In fact this (late August/early September) is a great time to be exploring outback South Australia, cool nights, enough sun in the middle of the day (I may come to rue this judgement in a few days…) and still some water on the ground, lots of wildlife and everything that can, coming into bloom.
Our first stop was the ‘Organ Pipes’, the name given to many of the columnar jointing rock formations in these ranges (which were formed volcanic activity 1.5 billion years ago) with very angular and geometric looking shapes. The red rock covered in grey/white algae. This gorge, as with many here would be home to a spectacular waterfall when the rains would eventually come.
During the 10km-ish drive out to the Organ Pipes, we saw much wildlife. Kangaroos of all sorts, emus, and a large amount of bird life. Possibly capped off by the vibrant flash of aquamarine of the ring necked parrot. I’ve only ever seen these birds in this type of country and they are spectacular, coloured like a tropical inhabitant, they draw the eye like little else. However, as we spent the next few hours trying to, I would suggest they are very difficult to photograph. Even if you can see where they went, you’ll be lucky to get within 100m of them on foot before they take flight again, well away from you. We just need a few to hang around the campsite…

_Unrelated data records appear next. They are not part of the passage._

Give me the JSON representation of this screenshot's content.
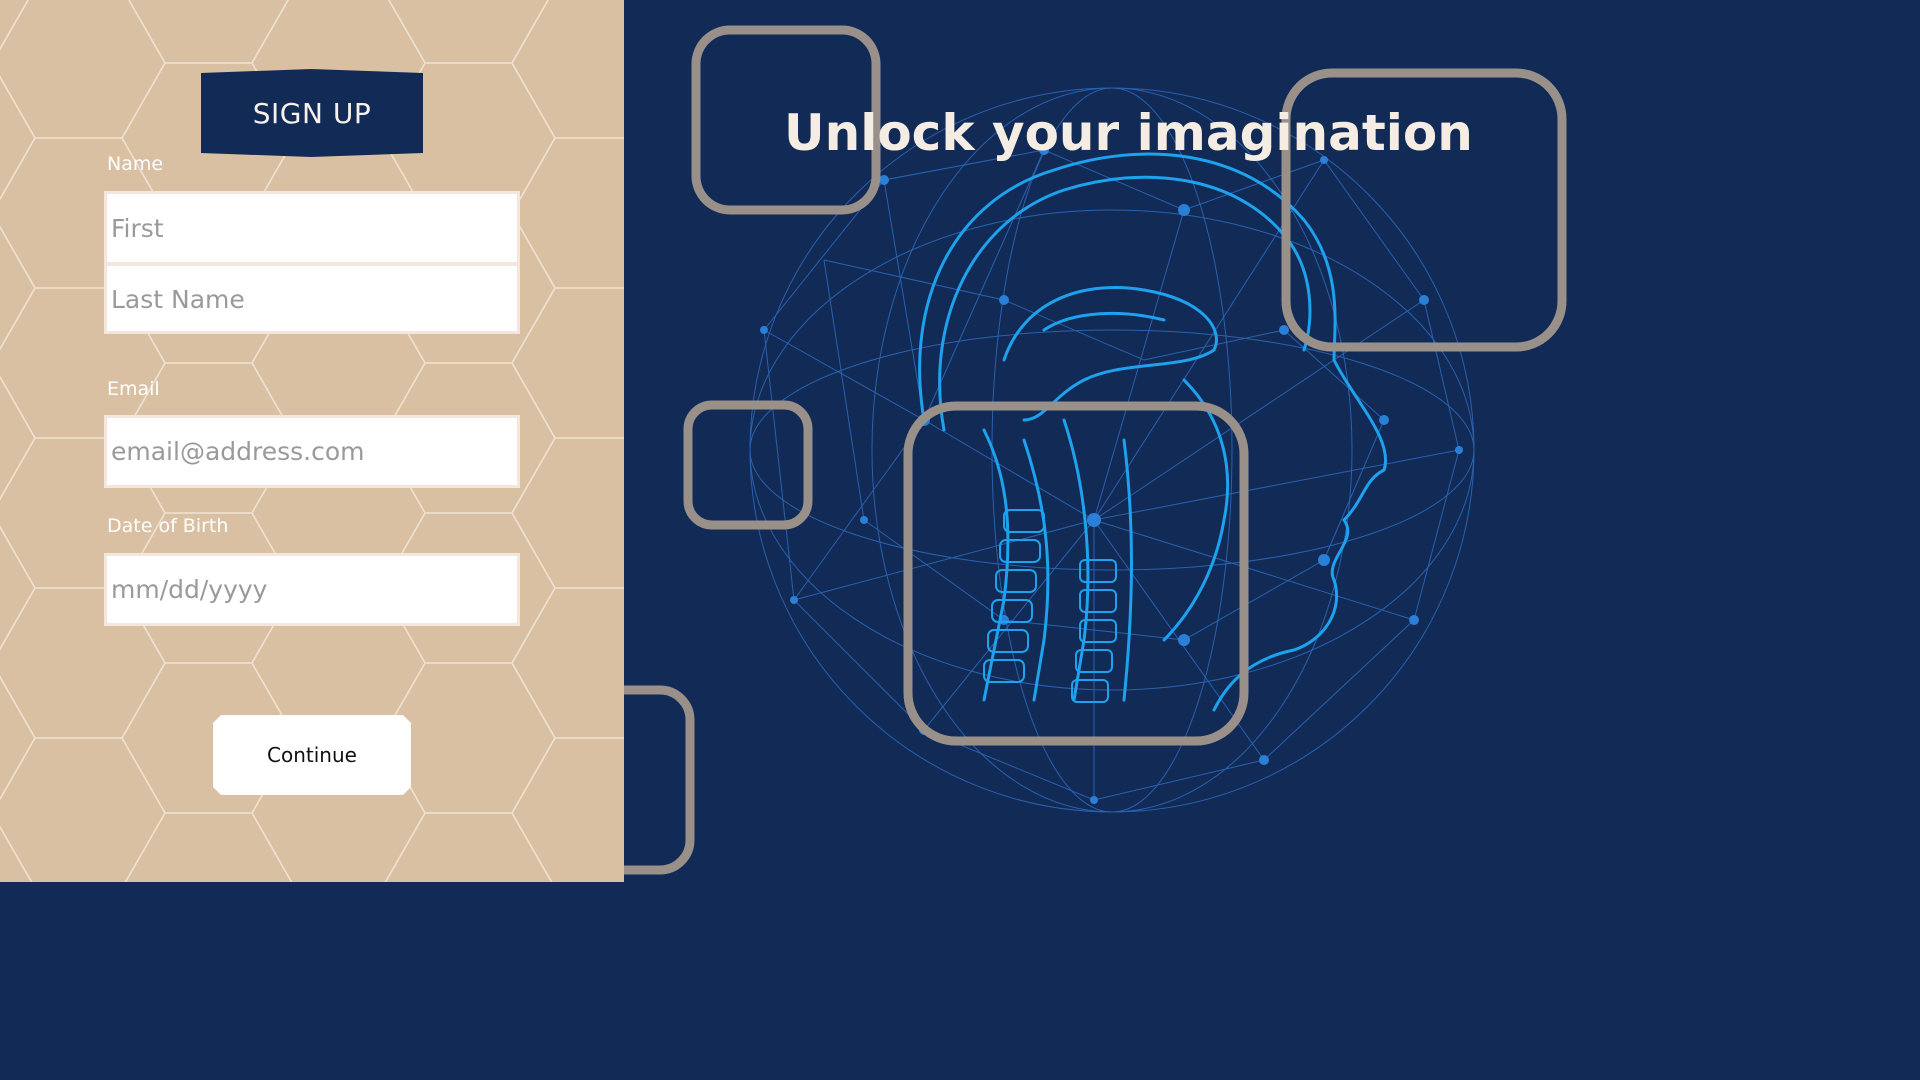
{
  "signup": {
    "title": "SIGN UP",
    "name_label": "Name",
    "first_placeholder": "First",
    "last_placeholder": "Last Name",
    "email_label": "Email",
    "email_placeholder": "email@address.com",
    "dob_label": "Date of Birth",
    "dob_placeholder": "mm/dd/yyyy",
    "continue_label": "Continue"
  },
  "hero": {
    "title": "Unlock your imagination"
  },
  "colors": {
    "left_background": "#d9c0a2",
    "right_background": "#122a56",
    "banner": "#122a56",
    "frame_outline": "#9a908a",
    "brain_blue": "#1e9be6"
  },
  "icons": {
    "hero_art": "brain-network-illustration"
  }
}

We wound back into the park, just following our noses and a few trails that intersected the main southern and northern tracks. A stop for a tailgate lunch, just enjoying being out in the bush. Plus seeing the sights and sounds of nature all around us (these more remote national parks are particularly good for wildlife, as you would expect).
A detour to check out Kolay Mirica Falls, was a worthy side trek. Similar to the Organ Pipes area, but more accessible and more ground water. Including a well shaded pool at the top, home to many fat looking tadpoles. In a good spot to see out their aquatic time before all the ground water dries up.

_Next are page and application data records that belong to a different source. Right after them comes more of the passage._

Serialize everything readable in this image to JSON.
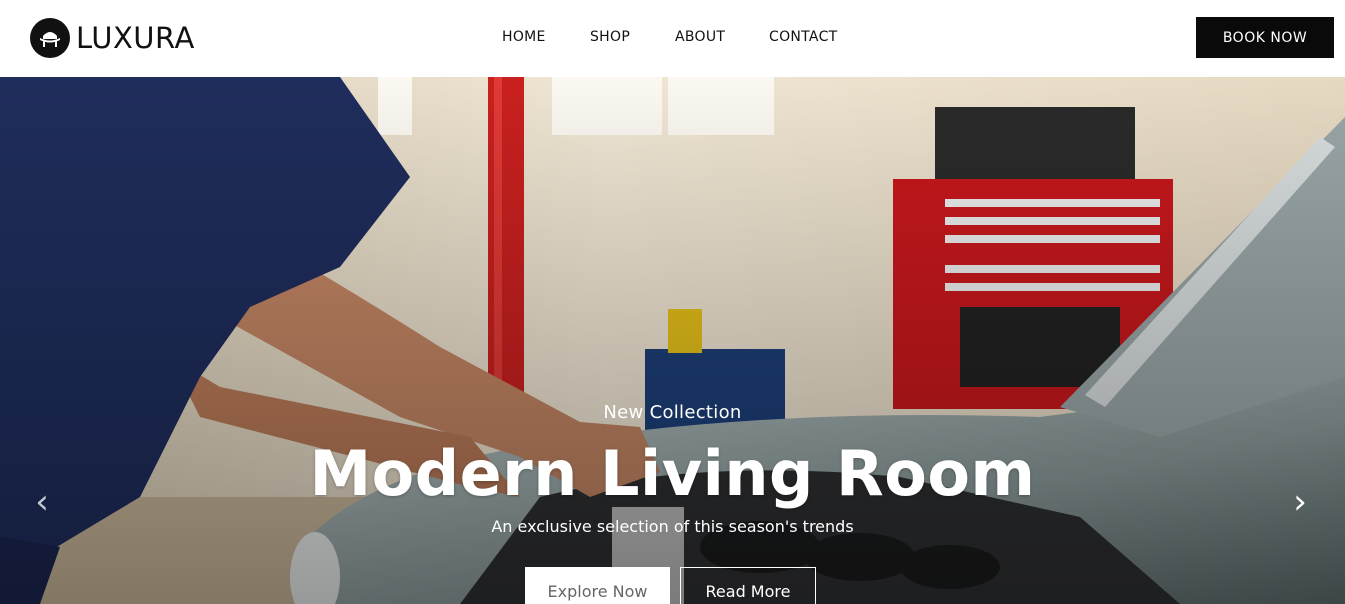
{
  "brand": {
    "name": "LUXURA",
    "logo_icon": "chair-icon"
  },
  "nav": {
    "items": [
      {
        "label": "HOME"
      },
      {
        "label": "SHOP"
      },
      {
        "label": "ABOUT"
      },
      {
        "label": "CONTACT"
      }
    ],
    "cta_label": "BOOK NOW"
  },
  "hero": {
    "kicker": "New Collection",
    "title": "Modern Living Room",
    "subtitle": "An exclusive selection of this season's trends",
    "primary_button": "Explore Now",
    "secondary_button": "Read More",
    "prev_arrow": "‹",
    "next_arrow": "›",
    "image": "mechanic working on classic car engine in garage"
  },
  "colors": {
    "header_bg": "#ffffff",
    "cta_bg": "#0a0a0a",
    "text_dark": "#111111",
    "hero_text": "#ffffff"
  }
}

A treat as we headed back from the ‘waterfall’ N spotted something about 100m off the track, a wombat! Neither of us had ever seen one in the wild before, yet there he was, in the middle of the day. Stayed still enough to quickly stick on the long lens, get a couple of photos, and then a couple more when I got out of the truck before he decided I was close enough and sprung into action.
Looks like he might have been on the losing end of a fight over Mrs Wombat, maybe that’s why he was out up here and not further down the hill where the wombat holes were.
We meandered back to camp, passing three vehicles as we went, all within about a kilometre of each other. There was one other couple staying at the same campsite as us (although well away from where we were), and apart from that these were the first people (all Grey Nomads, who else gets to be out here on a Monday? Well us, I guess!) we had seen since leaving the highway, good stuff.
Back to camp in plenty of time, I had a quick afternoon snooze as that is what old men do, right?
Then started making a fire. We had a Moroccan marinated chicken in the fridge and that bad boy was getting cooked over coals tonight. That was perhaps the best chicken and salad we’ve ever had. A day in the outdoors makes everything taste better.